  31. Somerville C, Youngs H, Taylor C, Davis SC, Long SP (2010) Feedstocks for lignocellulosic biofuels. Science 329:790–792CrossRefGoogle Scholar
  32. Thygesen A, Oddershede J, Lilholt H, Thomsen AB, Ståhl K (2005) On the determination of crystallinity and cellulose content in plant fibres. Cellulose 12:563–576CrossRefGoogle Scholar
  33. Triana O, Leonard M, Saavedra F, Fernández N, Gálvez G, Peña E (1990) Atlas del bagazo de la caña de azúcar, 1st edn. GEPLACEA, MéxicoGoogle Scholar
  34. Van Dillewijn C (1951) Botánica de canã de azúcar. Edicion Revolucionaria, Instituto del Libro, La HabanaGoogle Scholar
  35. Wada M, Heux L, Sugiyama J (2004) Polymorphism of cellulose I family: reinvestigation of cellulose IVI. Biomacromolecules 5:1385–1391CrossRefGoogle Scholar
  36. Wang Y, Leppänen K, Andersson S et al (2012) Studies on the nanostructure of the cell wall of bamboo using X-ray scattering. Wood Sci Techn 46:317–332CrossRefGoogle Scholar
  37. Warren BE (1990) X-ray diffraction. Dover Publications, New YorkGoogle Scholar
  38. Zabler S, Paris O, Burgert I, Fratzl P (2010) Moisture changes in the plant cell wall force cellulose crystallites to deform.
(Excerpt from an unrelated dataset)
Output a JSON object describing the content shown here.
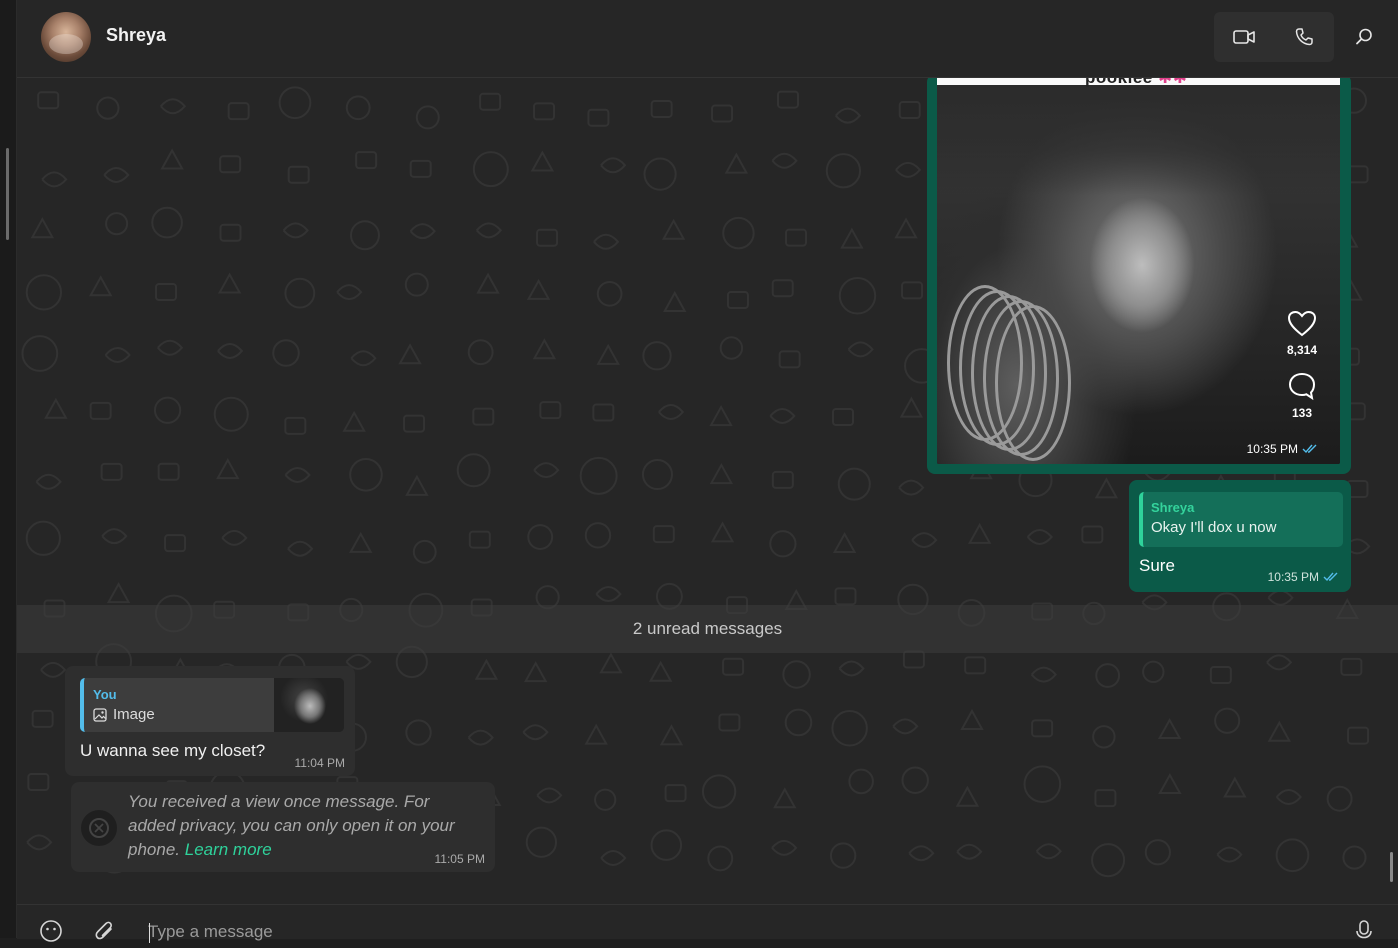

J Struc Biol 171:133–141CrossRefGoogle Scholar

Copyright information

© Springer Science+Business Media B.V. 2012

Authors and Affiliations

  • Carlos Driemeier
    • 1
  • Wanderley D. Santos
    • 1
    • 2
  • Marcos S. Buckeridge
    • 1
    • 3
  1. 1.Laboratório Nacional de Ciência e Tecnologia do Bioetanol – CTBE/CNPEMCampinasBrazil
  2. 2.Departamento de BioquímicaUniversidade Estadual de MaringáMaringáBrazil
  3. 3.Laboratory of Plant Physiological Ecology (LAFIECO)Institute of Biosciences, University of São PauloSão PauloBrazil

Personalised recommendations